**Work to complete**
From the entries below, please gather each line containing the string "comptes".

-- Provided entries follows --

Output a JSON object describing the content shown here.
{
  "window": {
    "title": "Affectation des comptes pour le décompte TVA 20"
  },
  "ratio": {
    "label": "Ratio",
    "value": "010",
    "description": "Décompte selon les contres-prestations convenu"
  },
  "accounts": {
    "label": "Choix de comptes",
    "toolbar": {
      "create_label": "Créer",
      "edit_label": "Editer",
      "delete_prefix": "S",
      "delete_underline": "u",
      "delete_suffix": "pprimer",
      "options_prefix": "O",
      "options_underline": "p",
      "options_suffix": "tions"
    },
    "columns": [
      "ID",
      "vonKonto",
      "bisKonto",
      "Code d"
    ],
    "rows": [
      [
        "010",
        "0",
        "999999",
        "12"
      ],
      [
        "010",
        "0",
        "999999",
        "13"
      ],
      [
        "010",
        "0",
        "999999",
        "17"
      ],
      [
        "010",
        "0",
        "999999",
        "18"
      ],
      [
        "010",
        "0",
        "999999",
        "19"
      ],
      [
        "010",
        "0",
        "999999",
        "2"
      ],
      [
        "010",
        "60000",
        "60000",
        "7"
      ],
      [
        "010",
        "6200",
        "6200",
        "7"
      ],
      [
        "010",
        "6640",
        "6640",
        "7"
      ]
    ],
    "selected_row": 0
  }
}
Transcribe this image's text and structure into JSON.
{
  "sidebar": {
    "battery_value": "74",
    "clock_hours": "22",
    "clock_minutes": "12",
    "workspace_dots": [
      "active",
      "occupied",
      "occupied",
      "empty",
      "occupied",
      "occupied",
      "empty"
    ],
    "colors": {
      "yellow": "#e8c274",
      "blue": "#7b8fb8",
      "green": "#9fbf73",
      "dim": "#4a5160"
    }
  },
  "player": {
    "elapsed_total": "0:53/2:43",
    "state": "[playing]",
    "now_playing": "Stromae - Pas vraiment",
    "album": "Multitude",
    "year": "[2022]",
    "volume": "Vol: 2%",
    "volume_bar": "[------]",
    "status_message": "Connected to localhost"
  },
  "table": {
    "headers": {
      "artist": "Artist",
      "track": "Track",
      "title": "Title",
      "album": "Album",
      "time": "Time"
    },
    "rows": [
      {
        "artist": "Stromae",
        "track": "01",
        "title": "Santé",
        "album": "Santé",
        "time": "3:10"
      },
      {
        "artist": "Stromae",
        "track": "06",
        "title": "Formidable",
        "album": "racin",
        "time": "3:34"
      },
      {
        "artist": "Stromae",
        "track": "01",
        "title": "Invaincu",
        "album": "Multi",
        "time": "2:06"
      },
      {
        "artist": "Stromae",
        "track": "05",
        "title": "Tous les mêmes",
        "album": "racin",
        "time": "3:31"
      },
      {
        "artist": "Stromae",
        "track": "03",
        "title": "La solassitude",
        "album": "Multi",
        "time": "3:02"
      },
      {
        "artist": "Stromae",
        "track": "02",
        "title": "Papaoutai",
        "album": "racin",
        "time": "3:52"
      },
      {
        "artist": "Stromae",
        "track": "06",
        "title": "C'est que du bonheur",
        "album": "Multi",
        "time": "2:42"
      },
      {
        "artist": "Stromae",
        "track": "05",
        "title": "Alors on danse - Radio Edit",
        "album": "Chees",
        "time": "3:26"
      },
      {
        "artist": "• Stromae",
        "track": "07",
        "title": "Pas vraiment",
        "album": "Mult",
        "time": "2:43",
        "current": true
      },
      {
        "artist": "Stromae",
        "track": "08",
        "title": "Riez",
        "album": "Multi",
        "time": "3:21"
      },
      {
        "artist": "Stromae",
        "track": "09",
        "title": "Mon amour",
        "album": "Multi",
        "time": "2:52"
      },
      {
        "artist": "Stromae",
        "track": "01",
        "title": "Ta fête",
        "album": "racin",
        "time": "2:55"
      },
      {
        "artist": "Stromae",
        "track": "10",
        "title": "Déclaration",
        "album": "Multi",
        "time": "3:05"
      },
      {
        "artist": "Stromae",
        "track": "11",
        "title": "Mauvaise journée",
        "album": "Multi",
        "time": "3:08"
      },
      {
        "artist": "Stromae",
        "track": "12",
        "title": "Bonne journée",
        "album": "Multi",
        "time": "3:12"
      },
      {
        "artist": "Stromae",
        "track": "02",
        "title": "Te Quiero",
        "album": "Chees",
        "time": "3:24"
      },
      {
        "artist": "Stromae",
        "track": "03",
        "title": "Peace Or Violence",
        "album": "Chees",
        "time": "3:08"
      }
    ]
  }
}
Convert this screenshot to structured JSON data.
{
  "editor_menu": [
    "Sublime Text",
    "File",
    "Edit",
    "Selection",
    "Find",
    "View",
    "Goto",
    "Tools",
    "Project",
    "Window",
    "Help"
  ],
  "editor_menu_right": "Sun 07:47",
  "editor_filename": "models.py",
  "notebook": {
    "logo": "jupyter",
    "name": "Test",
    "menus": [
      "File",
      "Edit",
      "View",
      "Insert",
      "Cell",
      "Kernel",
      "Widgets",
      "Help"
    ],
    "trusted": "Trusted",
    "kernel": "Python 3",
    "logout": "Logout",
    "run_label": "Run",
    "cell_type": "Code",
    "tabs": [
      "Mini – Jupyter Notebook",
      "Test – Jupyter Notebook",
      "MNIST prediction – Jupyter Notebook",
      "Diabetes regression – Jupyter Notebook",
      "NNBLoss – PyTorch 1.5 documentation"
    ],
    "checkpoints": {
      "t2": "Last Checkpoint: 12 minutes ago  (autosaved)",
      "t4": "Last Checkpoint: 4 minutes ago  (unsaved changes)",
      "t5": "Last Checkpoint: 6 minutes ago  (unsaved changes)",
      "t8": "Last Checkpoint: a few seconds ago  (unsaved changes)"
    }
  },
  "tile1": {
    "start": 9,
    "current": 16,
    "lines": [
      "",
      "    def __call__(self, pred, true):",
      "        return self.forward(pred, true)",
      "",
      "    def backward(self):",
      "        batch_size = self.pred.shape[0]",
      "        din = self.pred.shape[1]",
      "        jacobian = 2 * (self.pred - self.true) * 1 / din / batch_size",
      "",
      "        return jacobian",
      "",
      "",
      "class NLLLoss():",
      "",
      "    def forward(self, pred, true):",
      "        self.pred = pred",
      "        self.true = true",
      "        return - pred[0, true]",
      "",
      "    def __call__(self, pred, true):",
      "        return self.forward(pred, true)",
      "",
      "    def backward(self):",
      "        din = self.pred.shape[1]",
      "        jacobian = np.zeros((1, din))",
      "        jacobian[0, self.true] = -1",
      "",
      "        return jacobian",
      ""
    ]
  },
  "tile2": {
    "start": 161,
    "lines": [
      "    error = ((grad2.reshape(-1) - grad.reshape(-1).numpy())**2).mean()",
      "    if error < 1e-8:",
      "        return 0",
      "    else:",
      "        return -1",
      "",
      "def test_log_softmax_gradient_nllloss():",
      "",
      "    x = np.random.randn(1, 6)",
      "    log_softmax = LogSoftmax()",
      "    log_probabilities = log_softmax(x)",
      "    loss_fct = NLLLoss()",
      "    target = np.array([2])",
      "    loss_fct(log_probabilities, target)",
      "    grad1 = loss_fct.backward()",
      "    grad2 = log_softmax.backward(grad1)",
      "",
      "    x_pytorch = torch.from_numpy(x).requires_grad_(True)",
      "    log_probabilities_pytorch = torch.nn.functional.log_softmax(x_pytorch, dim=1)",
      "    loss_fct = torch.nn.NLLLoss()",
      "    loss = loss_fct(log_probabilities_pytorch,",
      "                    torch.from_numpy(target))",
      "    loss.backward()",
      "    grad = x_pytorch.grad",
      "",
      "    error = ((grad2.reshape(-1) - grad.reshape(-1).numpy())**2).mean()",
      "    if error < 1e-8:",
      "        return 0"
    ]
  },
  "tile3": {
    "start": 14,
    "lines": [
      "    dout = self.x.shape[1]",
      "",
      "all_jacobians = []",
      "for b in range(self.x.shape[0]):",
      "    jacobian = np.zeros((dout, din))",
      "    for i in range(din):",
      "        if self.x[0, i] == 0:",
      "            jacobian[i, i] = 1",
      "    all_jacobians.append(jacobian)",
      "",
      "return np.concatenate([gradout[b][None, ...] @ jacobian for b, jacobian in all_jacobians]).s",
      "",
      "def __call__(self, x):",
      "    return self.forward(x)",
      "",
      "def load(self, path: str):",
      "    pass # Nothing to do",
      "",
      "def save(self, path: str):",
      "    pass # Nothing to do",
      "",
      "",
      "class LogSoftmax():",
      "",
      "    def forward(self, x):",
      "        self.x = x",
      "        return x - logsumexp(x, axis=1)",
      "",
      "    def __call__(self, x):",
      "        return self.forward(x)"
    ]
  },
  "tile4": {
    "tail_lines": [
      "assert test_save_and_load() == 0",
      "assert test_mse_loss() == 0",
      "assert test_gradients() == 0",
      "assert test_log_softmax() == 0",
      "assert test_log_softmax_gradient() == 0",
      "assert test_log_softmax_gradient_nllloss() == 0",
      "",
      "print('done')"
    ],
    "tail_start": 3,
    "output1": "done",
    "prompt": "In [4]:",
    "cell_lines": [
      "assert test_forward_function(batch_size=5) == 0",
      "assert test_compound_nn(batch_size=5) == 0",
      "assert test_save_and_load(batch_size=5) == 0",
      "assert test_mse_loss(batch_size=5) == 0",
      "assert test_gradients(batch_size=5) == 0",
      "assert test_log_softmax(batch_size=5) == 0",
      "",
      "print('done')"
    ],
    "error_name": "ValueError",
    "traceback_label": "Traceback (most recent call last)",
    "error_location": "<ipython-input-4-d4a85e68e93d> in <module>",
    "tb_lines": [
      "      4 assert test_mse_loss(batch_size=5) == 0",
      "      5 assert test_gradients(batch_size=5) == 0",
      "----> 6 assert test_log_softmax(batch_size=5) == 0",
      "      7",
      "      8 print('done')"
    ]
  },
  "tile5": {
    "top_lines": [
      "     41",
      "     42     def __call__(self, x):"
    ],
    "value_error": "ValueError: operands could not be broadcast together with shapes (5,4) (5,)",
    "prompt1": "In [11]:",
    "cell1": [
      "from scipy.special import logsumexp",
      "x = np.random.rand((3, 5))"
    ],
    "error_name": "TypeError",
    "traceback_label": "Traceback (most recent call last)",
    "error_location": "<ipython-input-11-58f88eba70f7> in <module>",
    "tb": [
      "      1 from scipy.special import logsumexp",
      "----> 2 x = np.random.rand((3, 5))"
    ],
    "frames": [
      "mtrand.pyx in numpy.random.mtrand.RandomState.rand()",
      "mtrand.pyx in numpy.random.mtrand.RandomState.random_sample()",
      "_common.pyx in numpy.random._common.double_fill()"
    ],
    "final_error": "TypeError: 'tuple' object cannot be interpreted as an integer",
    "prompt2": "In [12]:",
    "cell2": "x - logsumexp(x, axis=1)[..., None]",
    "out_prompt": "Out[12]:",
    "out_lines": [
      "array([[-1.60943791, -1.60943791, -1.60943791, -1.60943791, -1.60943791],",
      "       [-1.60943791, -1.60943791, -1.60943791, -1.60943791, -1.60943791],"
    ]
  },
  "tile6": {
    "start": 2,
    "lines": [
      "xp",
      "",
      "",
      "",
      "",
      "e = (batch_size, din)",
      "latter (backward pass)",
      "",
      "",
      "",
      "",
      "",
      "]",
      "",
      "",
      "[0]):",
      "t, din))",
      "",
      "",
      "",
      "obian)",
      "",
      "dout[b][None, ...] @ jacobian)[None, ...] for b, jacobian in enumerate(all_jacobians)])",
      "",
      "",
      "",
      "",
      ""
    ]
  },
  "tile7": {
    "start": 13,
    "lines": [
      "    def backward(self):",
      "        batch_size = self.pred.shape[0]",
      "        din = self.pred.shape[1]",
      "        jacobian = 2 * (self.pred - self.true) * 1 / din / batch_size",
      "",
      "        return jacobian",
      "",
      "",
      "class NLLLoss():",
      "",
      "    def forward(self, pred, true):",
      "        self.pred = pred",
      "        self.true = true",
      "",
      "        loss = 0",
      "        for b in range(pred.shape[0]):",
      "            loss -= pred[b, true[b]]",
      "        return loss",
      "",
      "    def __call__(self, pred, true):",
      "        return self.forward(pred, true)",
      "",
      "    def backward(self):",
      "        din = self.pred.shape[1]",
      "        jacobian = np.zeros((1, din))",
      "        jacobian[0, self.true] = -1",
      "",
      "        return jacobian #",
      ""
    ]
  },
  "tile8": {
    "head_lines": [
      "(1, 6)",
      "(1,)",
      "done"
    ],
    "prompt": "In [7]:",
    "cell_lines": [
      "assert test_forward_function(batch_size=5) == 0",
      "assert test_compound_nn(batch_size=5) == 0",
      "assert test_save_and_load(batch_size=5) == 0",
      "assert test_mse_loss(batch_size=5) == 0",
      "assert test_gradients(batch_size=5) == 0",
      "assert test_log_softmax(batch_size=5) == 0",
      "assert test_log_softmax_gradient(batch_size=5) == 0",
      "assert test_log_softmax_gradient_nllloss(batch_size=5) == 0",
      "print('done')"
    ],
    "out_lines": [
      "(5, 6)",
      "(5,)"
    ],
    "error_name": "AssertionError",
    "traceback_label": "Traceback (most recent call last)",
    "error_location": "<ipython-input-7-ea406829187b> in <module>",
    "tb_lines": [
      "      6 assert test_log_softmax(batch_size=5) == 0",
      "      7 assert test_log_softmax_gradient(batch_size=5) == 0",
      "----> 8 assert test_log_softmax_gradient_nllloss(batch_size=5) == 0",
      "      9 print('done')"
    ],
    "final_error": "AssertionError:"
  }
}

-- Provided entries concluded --

**Task result**
    "title": "Affectation des comptes pour le décompte TVA 20"
    "label": "Choix de comptes",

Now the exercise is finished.